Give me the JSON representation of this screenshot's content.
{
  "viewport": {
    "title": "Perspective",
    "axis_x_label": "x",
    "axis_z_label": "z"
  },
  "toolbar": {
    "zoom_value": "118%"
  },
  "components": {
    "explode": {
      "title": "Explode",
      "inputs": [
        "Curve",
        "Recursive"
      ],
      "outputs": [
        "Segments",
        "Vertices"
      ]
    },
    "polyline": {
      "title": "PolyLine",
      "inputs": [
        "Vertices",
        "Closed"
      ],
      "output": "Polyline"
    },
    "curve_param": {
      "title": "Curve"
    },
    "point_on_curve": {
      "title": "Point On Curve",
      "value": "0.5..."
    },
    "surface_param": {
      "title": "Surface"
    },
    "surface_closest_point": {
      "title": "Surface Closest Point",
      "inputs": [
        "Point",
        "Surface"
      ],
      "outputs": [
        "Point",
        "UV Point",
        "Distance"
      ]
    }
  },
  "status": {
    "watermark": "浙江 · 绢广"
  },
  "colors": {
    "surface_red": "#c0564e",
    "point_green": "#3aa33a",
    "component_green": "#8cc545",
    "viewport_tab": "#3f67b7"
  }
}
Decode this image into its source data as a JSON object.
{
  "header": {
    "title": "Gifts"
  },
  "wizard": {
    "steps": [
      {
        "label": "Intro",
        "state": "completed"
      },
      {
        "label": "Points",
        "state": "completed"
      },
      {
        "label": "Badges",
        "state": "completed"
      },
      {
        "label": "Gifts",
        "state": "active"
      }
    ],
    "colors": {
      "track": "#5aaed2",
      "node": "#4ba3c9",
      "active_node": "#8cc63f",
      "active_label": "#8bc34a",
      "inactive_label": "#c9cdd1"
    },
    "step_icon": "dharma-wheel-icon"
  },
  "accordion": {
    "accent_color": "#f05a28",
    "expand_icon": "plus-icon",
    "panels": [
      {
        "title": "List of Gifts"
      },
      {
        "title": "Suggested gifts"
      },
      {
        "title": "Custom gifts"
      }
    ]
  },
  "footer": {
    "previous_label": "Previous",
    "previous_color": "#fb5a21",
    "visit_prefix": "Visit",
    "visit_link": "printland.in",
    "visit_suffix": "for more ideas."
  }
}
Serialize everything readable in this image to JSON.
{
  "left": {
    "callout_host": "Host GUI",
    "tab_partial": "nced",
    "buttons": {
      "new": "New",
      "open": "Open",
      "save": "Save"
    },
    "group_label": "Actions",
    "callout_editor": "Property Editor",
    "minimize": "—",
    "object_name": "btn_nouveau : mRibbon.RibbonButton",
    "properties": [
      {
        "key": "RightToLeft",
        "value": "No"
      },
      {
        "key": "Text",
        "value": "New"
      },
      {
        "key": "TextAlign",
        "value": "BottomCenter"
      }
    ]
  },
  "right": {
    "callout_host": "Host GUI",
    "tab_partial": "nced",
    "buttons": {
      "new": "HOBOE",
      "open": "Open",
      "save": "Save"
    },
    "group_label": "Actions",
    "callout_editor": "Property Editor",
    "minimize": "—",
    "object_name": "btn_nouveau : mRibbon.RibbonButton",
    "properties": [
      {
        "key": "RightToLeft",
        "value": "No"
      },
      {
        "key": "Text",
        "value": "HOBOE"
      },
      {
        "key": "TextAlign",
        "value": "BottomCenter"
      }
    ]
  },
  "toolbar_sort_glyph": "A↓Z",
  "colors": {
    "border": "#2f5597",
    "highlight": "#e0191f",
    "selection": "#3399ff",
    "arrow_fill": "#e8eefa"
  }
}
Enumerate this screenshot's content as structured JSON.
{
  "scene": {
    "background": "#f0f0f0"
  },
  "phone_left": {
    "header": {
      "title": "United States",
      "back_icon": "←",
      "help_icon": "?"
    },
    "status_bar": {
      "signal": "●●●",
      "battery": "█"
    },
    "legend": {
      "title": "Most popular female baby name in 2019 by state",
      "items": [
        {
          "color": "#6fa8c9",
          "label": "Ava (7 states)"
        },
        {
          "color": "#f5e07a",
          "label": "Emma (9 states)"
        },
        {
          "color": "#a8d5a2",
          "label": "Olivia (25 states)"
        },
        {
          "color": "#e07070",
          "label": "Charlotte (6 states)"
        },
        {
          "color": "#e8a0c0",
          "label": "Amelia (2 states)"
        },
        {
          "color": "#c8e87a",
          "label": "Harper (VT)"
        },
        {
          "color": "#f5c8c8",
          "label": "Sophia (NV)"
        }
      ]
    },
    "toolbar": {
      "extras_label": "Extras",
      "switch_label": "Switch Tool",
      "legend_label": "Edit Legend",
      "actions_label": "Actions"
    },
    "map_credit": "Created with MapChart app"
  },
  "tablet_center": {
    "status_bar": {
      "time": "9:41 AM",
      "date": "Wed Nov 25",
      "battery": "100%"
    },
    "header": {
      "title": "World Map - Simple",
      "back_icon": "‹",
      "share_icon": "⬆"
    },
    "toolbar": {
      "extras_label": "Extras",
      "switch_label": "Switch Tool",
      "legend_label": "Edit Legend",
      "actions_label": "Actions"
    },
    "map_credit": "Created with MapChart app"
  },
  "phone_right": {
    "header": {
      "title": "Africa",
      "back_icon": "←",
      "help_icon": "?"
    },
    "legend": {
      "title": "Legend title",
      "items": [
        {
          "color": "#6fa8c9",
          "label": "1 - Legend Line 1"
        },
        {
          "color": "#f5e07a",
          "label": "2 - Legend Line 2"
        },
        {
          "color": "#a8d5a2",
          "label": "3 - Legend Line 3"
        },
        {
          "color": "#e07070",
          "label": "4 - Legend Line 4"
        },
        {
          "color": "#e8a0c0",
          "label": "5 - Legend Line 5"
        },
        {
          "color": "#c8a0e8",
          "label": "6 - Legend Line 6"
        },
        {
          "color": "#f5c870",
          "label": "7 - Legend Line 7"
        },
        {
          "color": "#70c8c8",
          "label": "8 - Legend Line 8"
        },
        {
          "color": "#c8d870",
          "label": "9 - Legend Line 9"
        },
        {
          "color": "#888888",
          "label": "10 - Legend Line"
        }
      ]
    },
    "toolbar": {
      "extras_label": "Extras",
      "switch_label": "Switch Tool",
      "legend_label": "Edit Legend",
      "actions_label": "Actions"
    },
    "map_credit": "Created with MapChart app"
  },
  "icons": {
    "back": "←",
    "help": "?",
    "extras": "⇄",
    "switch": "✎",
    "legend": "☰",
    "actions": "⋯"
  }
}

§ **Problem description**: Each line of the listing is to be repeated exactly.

§ **Written solution**:
Give me the JSON representation of this screenshot's content.
{
  "viewport": {
    "title": "Perspective",
    "axis_x_label": "x",
    "axis_z_label": "z"
  },
  "toolbar": {
    "zoom_value": "118%"
  },
  "components": {
    "explode": {
      "title": "Explode",
      "inputs": [
        "Curve",
        "Recursive"
      ],
      "outputs": [
        "Segments",
        "Vertices"
      ]
    },
    "polyline": {
      "title": "PolyLine",
      "inputs": [
        "Vertices",
        "Closed"
      ],
      "output": "Polyline"
    },
    "curve_param": {
      "title": "Curve"
    },
    "point_on_curve": {
      "title": "Point On Curve",
      "value": "0.5..."
    },
    "surface_param": {
      "title": "Surface"
    },
    "surface_closest_point": {
      "title": "Surface Closest Point",
      "inputs": [
        "Point",
        "Surface"
      ],
      "outputs": [
        "Point",
        "UV Point",
        "Distance"
      ]
    }
  },
  "status": {
    "watermark": "浙江 · 绢广"
  },
  "colors": {
    "surface_red": "#c0564e",
    "point_green": "#3aa33a",
    "component_green": "#8cc545",
    "viewport_tab": "#3f67b7"
  }
}
Decode this image into its source data as a JSON object.
{
  "header": {
    "title": "Gifts"
  },
  "wizard": {
    "steps": [
      {
        "label": "Intro",
        "state": "completed"
      },
      {
        "label": "Points",
        "state": "completed"
      },
      {
        "label": "Badges",
        "state": "completed"
      },
      {
        "label": "Gifts",
        "state": "active"
      }
    ],
    "colors": {
      "track": "#5aaed2",
      "node": "#4ba3c9",
      "active_node": "#8cc63f",
      "active_label": "#8bc34a",
      "inactive_label": "#c9cdd1"
    },
    "step_icon": "dharma-wheel-icon"
  },
  "accordion": {
    "accent_color": "#f05a28",
    "expand_icon": "plus-icon",
    "panels": [
      {
        "title": "List of Gifts"
      },
      {
        "title": "Suggested gifts"
      },
      {
        "title": "Custom gifts"
      }
    ]
  },
  "footer": {
    "previous_label": "Previous",
    "previous_color": "#fb5a21",
    "visit_prefix": "Visit",
    "visit_link": "printland.in",
    "visit_suffix": "for more ideas."
  }
}
Serialize everything readable in this image to JSON.
{
  "left": {
    "callout_host": "Host GUI",
    "tab_partial": "nced",
    "buttons": {
      "new": "New",
      "open": "Open",
      "save": "Save"
    },
    "group_label": "Actions",
    "callout_editor": "Property Editor",
    "minimize": "—",
    "object_name": "btn_nouveau : mRibbon.RibbonButton",
    "properties": [
      {
        "key": "RightToLeft",
        "value": "No"
      },
      {
        "key": "Text",
        "value": "New"
      },
      {
        "key": "TextAlign",
        "value": "BottomCenter"
      }
    ]
  },
  "right": {
    "callout_host": "Host GUI",
    "tab_partial": "nced",
    "buttons": {
      "new": "HOBOE",
      "open": "Open",
      "save": "Save"
    },
    "group_label": "Actions",
    "callout_editor": "Property Editor",
    "minimize": "—",
    "object_name": "btn_nouveau : mRibbon.RibbonButton",
    "properties": [
      {
        "key": "RightToLeft",
        "value": "No"
      },
      {
        "key": "Text",
        "value": "HOBOE"
      },
      {
        "key": "TextAlign",
        "value": "BottomCenter"
      }
    ]
  },
  "toolbar_sort_glyph": "A↓Z",
  "colors": {
    "border": "#2f5597",
    "highlight": "#e0191f",
    "selection": "#3399ff",
    "arrow_fill": "#e8eefa"
  }
}
Enumerate this screenshot's content as structured JSON.
{
  "scene": {
    "background": "#f0f0f0"
  },
  "phone_left": {
    "header": {
      "title": "United States",
      "back_icon": "←",
      "help_icon": "?"
    },
    "status_bar": {
      "signal": "●●●",
      "battery": "█"
    },
    "legend": {
      "title": "Most popular female baby name in 2019 by state",
      "items": [
        {
          "color": "#6fa8c9",
          "label": "Ava (7 states)"
        },
        {
          "color": "#f5e07a",
          "label": "Emma (9 states)"
        },
        {
          "color": "#a8d5a2",
          "label": "Olivia (25 states)"
        },
        {
          "color": "#e07070",
          "label": "Charlotte (6 states)"
        },
        {
          "color": "#e8a0c0",
          "label": "Amelia (2 states)"
        },
        {
          "color": "#c8e87a",
          "label": "Harper (VT)"
        },
        {
          "color": "#f5c8c8",
          "label": "Sophia (NV)"
        }
      ]
    },
    "toolbar": {
      "extras_label": "Extras",
      "switch_label": "Switch Tool",
      "legend_label": "Edit Legend",
      "actions_label": "Actions"
    },
    "map_credit": "Created with MapChart app"
  },
  "tablet_center": {
    "status_bar": {
      "time": "9:41 AM",
      "date": "Wed Nov 25",
      "battery": "100%"
    },
    "header": {
      "title": "World Map - Simple",
      "back_icon": "‹",
      "share_icon": "⬆"
    },
    "toolbar": {
      "extras_label": "Extras",
      "switch_label": "Switch Tool",
      "legend_label": "Edit Legend",
      "actions_label": "Actions"
    },
    "map_credit": "Created with MapChart app"
  },
  "phone_right": {
    "header": {
      "title": "Africa",
      "back_icon": "←",
      "help_icon": "?"
    },
    "legend": {
      "title": "Legend title",
      "items": [
        {
          "color": "#6fa8c9",
          "label": "1 - Legend Line 1"
        },
        {
          "color": "#f5e07a",
          "label": "2 - Legend Line 2"
        },
        {
          "color": "#a8d5a2",
          "label": "3 - Legend Line 3"
        },
        {
          "color": "#e07070",
          "label": "4 - Legend Line 4"
        },
        {
          "color": "#e8a0c0",
          "label": "5 - Legend Line 5"
        },
        {
          "color": "#c8a0e8",
          "label": "6 - Legend Line 6"
        },
        {
          "color": "#f5c870",
          "label": "7 - Legend Line 7"
        },
        {
          "color": "#70c8c8",
          "label": "8 - Legend Line 8"
        },
        {
          "color": "#c8d870",
          "label": "9 - Legend Line 9"
        },
        {
          "color": "#888888",
          "label": "10 - Legend Line"
        }
      ]
    },
    "toolbar": {
      "extras_label": "Extras",
      "switch_label": "Switch Tool",
      "legend_label": "Edit Legend",
      "actions_label": "Actions"
    },
    "map_credit": "Created with MapChart app"
  },
  "icons": {
    "back": "←",
    "help": "?",
    "extras": "⇄",
    "switch": "✎",
    "legend": "☰",
    "actions": "⋯"
  }
}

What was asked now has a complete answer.